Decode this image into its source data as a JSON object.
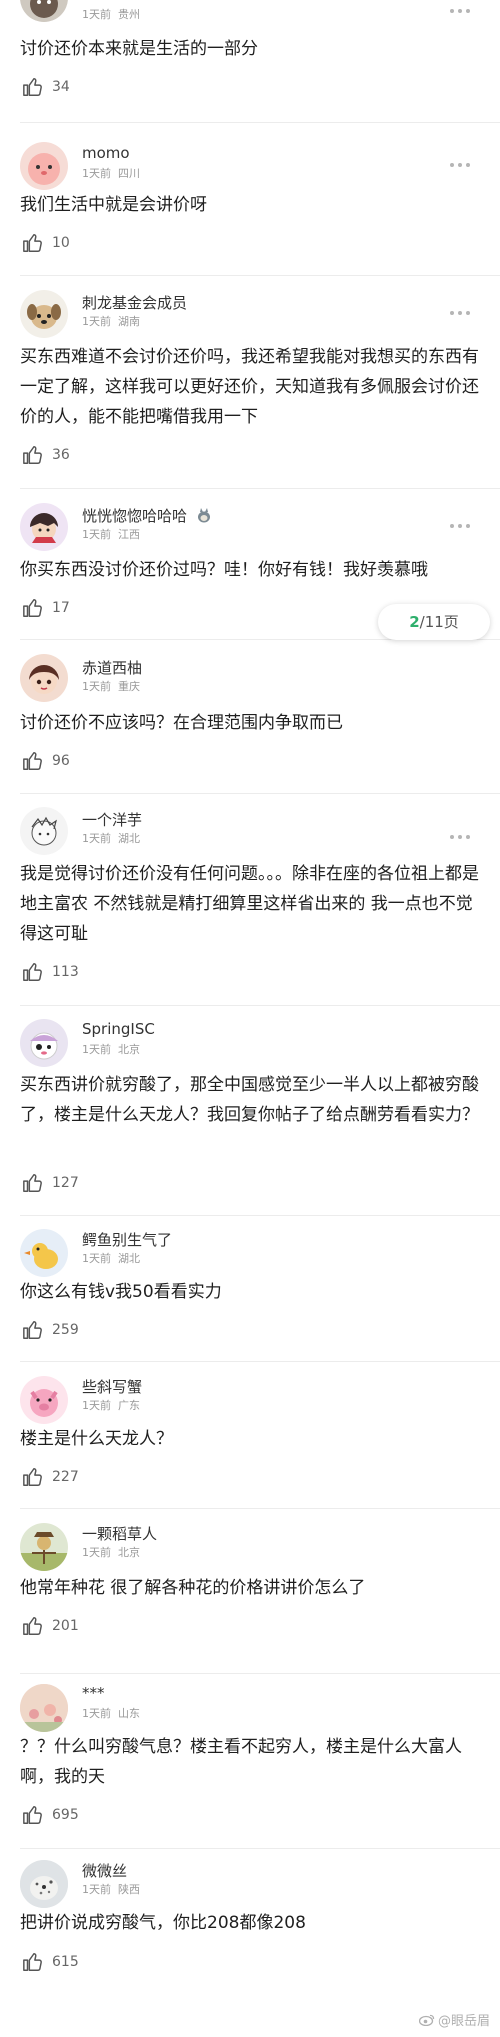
{
  "comments": [
    {
      "username": "",
      "time": "1天前",
      "location": "贵州",
      "content": "讨价还价本来就是生活的一部分",
      "likes": "34",
      "avatar": "cat-avatar"
    },
    {
      "username": "momo",
      "time": "1天前",
      "location": "四川",
      "content": "我们生活中就是会讲价呀",
      "likes": "10",
      "avatar": "pink-blob-avatar"
    },
    {
      "username": "刺龙基金会成员",
      "time": "1天前",
      "location": "湖南",
      "content": "买东西难道不会讨价还价吗，我还希望我能对我想买的东西有一定了解，这样我可以更好还价，天知道我有多佩服会讨价还价的人，能不能把嘴借我用一下",
      "likes": "36",
      "avatar": "dog-avatar"
    },
    {
      "username": "恍恍惚惚哈哈哈",
      "time": "1天前",
      "location": "江西",
      "content": "你买东西没讨价还价过吗？哇！你好有钱！我好羡慕哦",
      "likes": "17",
      "avatar": "girl-avatar",
      "badge": "totoro-icon"
    },
    {
      "username": "赤道西柚",
      "time": "1天前",
      "location": "重庆",
      "content": "讨价还价不应该吗？在合理范围内争取而已",
      "likes": "96",
      "avatar": "anime-avatar"
    },
    {
      "username": "一个洋芋",
      "time": "1天前",
      "location": "湖北",
      "content": "我是觉得讨价还价没有任何问题。。。除非在座的各位祖上都是地主富农 不然钱就是精打细算里这样省出来的 我一点也不觉得这可耻",
      "likes": "113",
      "avatar": "sketch-avatar"
    },
    {
      "username": "SpringISC",
      "time": "1天前",
      "location": "北京",
      "content": "买东西讲价就穷酸了，那全中国感觉至少一半人以上都被穷酸了，楼主是什么天龙人？我回复你帖子了给点酬劳看看实力？",
      "likes": "127",
      "avatar": "pirate-avatar"
    },
    {
      "username": "鳄鱼别生气了",
      "time": "1天前",
      "location": "湖北",
      "content": "你这么有钱v我50看看实力",
      "likes": "259",
      "avatar": "duck-avatar"
    },
    {
      "username": "些斜写蟹",
      "time": "1天前",
      "location": "广东",
      "content": "楼主是什么天龙人？",
      "likes": "227",
      "avatar": "pig-avatar"
    },
    {
      "username": "一颗稻草人",
      "time": "1天前",
      "location": "北京",
      "content": "他常年种花 很了解各种花的价格讲讲价怎么了",
      "likes": "201",
      "avatar": "scarecrow-avatar"
    },
    {
      "username": "***",
      "time": "1天前",
      "location": "山东",
      "content": "？？什么叫穷酸气息？楼主看不起穷人，楼主是什么大富人啊，我的天",
      "likes": "695",
      "avatar": "flower-avatar"
    },
    {
      "username": "微微丝",
      "time": "1天前",
      "location": "陕西",
      "content": "把讲价说成穷酸气，你比208都像208",
      "likes": "615",
      "avatar": "leopard-avatar"
    }
  ],
  "page_indicator": {
    "current": "2",
    "rest": "/11页"
  },
  "watermark": "@眼岳眉",
  "colors": {
    "accent": "#2eaf6c",
    "meta": "#9a9a9a",
    "divider": "#ececec"
  }
}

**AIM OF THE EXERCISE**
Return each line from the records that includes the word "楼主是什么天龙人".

**EXERCISE OUTPUT**
      "content": "买东西讲价就穷酸了，那全中国感觉至少一半人以上都被穷酸了，楼主是什么天龙人？我回复你帖子了给点酬劳看看实力？",
      "content": "楼主是什么天龙人？",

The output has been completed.